[Data records for software interfaces]

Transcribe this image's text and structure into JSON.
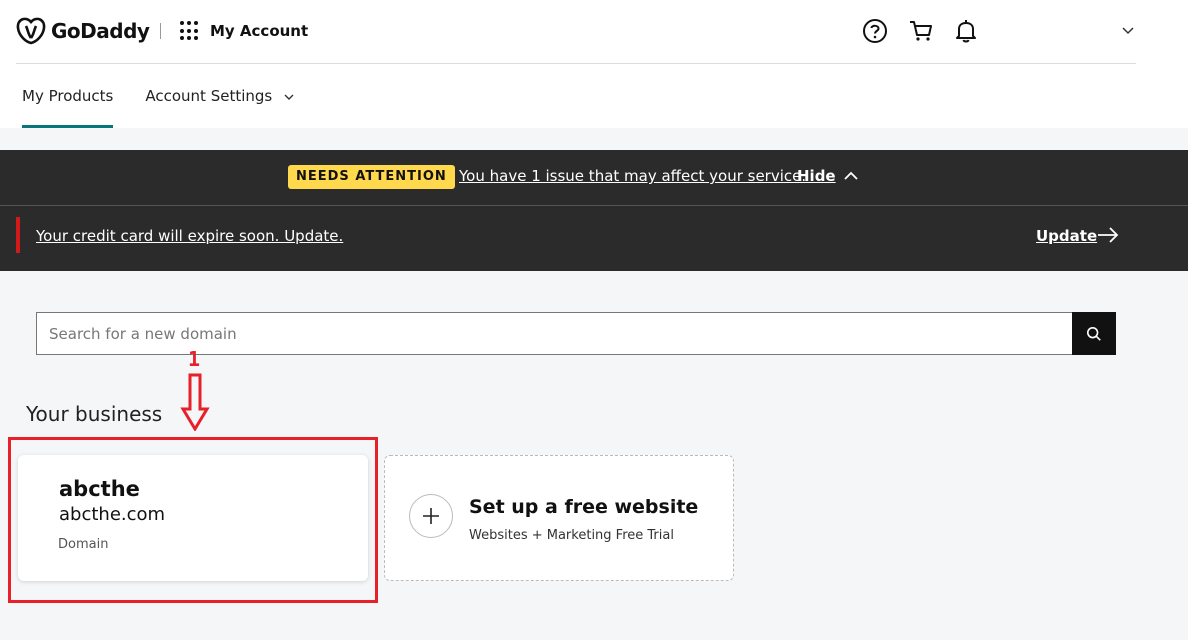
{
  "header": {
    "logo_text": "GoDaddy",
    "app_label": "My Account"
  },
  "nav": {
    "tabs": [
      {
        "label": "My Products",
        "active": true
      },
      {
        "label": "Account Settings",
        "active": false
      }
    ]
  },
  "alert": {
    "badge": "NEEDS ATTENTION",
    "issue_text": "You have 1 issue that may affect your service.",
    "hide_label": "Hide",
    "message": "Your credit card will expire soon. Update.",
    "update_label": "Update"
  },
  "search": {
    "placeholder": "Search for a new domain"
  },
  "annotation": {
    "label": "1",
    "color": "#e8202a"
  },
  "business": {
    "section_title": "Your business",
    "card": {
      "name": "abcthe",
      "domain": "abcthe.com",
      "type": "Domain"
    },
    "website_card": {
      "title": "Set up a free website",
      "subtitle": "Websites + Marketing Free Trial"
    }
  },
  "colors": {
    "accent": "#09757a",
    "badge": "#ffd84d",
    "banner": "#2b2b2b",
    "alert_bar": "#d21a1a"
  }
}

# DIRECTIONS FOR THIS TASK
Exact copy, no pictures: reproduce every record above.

# TASK OUTPUT
Transcribe this image's text and structure into JSON.
{
  "header": {
    "logo_text": "GoDaddy",
    "app_label": "My Account"
  },
  "nav": {
    "tabs": [
      {
        "label": "My Products",
        "active": true
      },
      {
        "label": "Account Settings",
        "active": false
      }
    ]
  },
  "alert": {
    "badge": "NEEDS ATTENTION",
    "issue_text": "You have 1 issue that may affect your service.",
    "hide_label": "Hide",
    "message": "Your credit card will expire soon. Update.",
    "update_label": "Update"
  },
  "search": {
    "placeholder": "Search for a new domain"
  },
  "annotation": {
    "label": "1",
    "color": "#e8202a"
  },
  "business": {
    "section_title": "Your business",
    "card": {
      "name": "abcthe",
      "domain": "abcthe.com",
      "type": "Domain"
    },
    "website_card": {
      "title": "Set up a free website",
      "subtitle": "Websites + Marketing Free Trial"
    }
  },
  "colors": {
    "accent": "#09757a",
    "badge": "#ffd84d",
    "banner": "#2b2b2b",
    "alert_bar": "#d21a1a"
  }
}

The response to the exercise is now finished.